(b) Did the individual defendant succeed in carrying the burden imposed upon him as movant for summary judgment? Prior to the plaintiff amending its complaint, defendant was unquestionably entitled to prevail. "One person may own all the stock of a corporation, and still such individual shareholder and the corporation would, in law, be two separate and distinct persons." Waycross Air-Line R. Co. v. Offerman &c. R. Co., 109 Ga. 827, 828 (35 SE 275); Shingler v. Shingler, 184 Ga. 671, 672 (3) (192 SE 824).
But plaintiff's amendment changed the legal picture. Under a different theory, this amendment sought judgment against the individual defendant on the basis that the conduct of his business was such that he made himself personally liable.
"Using such expressions as 'piercing the corporate veil,' or 'looking at the substance rather than at the form, or 'disregarding the corporate fiction,' the courts are constantly demonstrating a willingness to disregard the separateness of the entity of a corporation where such corporation has over extended its privileges in the use of the corporate entity to defeat justice, to perpetrate fraud, or to evade statutory, contractual or tort responsibility." 6 EGL 242, Corporations, 11, and cases contained in footnote 90. See also Trans-Am. Communications v. Nolle, 134 Ga. App. 457 (214 SE2d 717)
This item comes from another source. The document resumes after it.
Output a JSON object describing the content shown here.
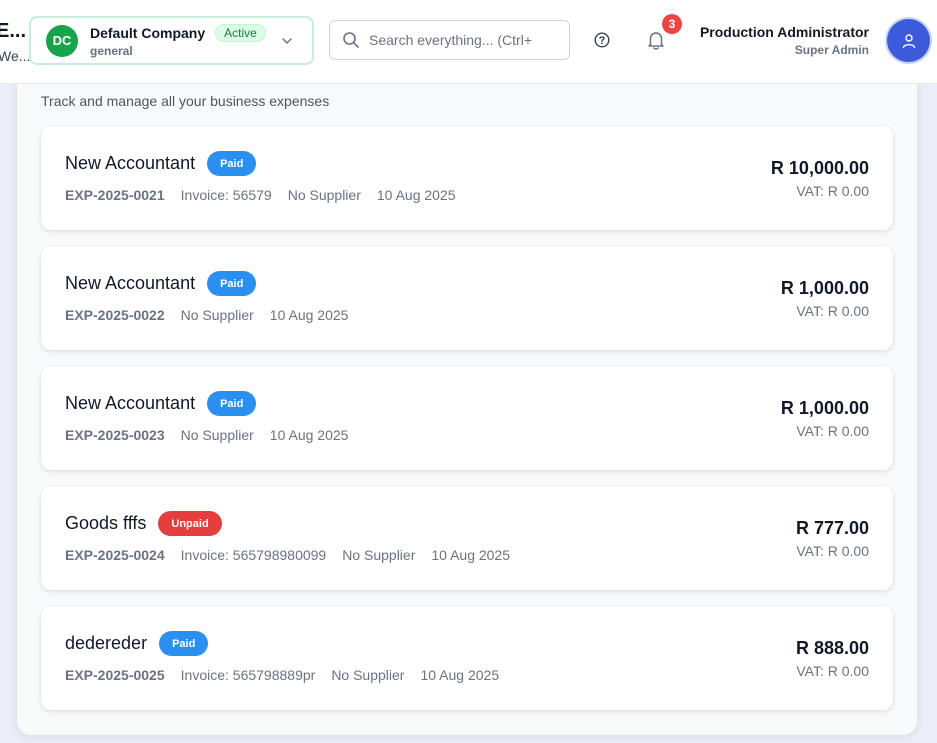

Defendant's affidavit was limited to the fact of his having dealt with plaintiff through his wholly owned corporations in his representative capacity as an officer. In no way did he undertake to deal with or rebut the allegations as to the manner in which he conducted corporate affairs as charged in the amendment. He thus failed to disprove an essential element of the plaintiff's cause of action. See citations in C. K. Security Systems v. Hartford Acc. &c. Co., 137 Ga. App. 159
"To entitle the defendant to a summary judgment the undisputed facts as disclosed by the pleadings and evidence must negate at least one essential element entitling plaintiff to recovery and under every theory fairly drawn from the pleadings and evidence, [cits.], and if necessary, prove the negative or nonexistence of an essential element affirmatively asserted by the plaintiff. [Cits.] And until movant has made a prima facie showing by evidence which demands a finding in his favor as to the particular matter, there is no duty upon the opposing party to produce rebuttal evidence. [Cits.]" Henderson v. Atlanta Transit Co., 133 Ga. App. 354
, 356 (1) (210 SE2d 845
As there remains a genuine issue of material fact with regard to the individual defendant's liability, we must reverse. First of Ga. Ins. Co. v. Josey, 129 Ga. App. 14 (198 SE2d 381)
2. Case No. 51738. In this appeal, plaintiff contends the trial court erred in refusing to render a judgment by default against defendants for failing to fully answer interrogatories
The imposition of discovery sanctions is a matter addressed to the discretion of the trial court. Stephens v. Howle, 132 Ga. App. 92 (207 SE2d 632)
; Smith v. Mullinax, 122 Ga. App. 833
, 835 (178 SE2d 909
); Agnor, Use of Discovery Under the Georgia Civil Practice Act 12-2 (1974). We find no abuse of discretion under the circumstances of this case.
Carlisle & Carlisle, Ralph E. Carlisle, for appellees.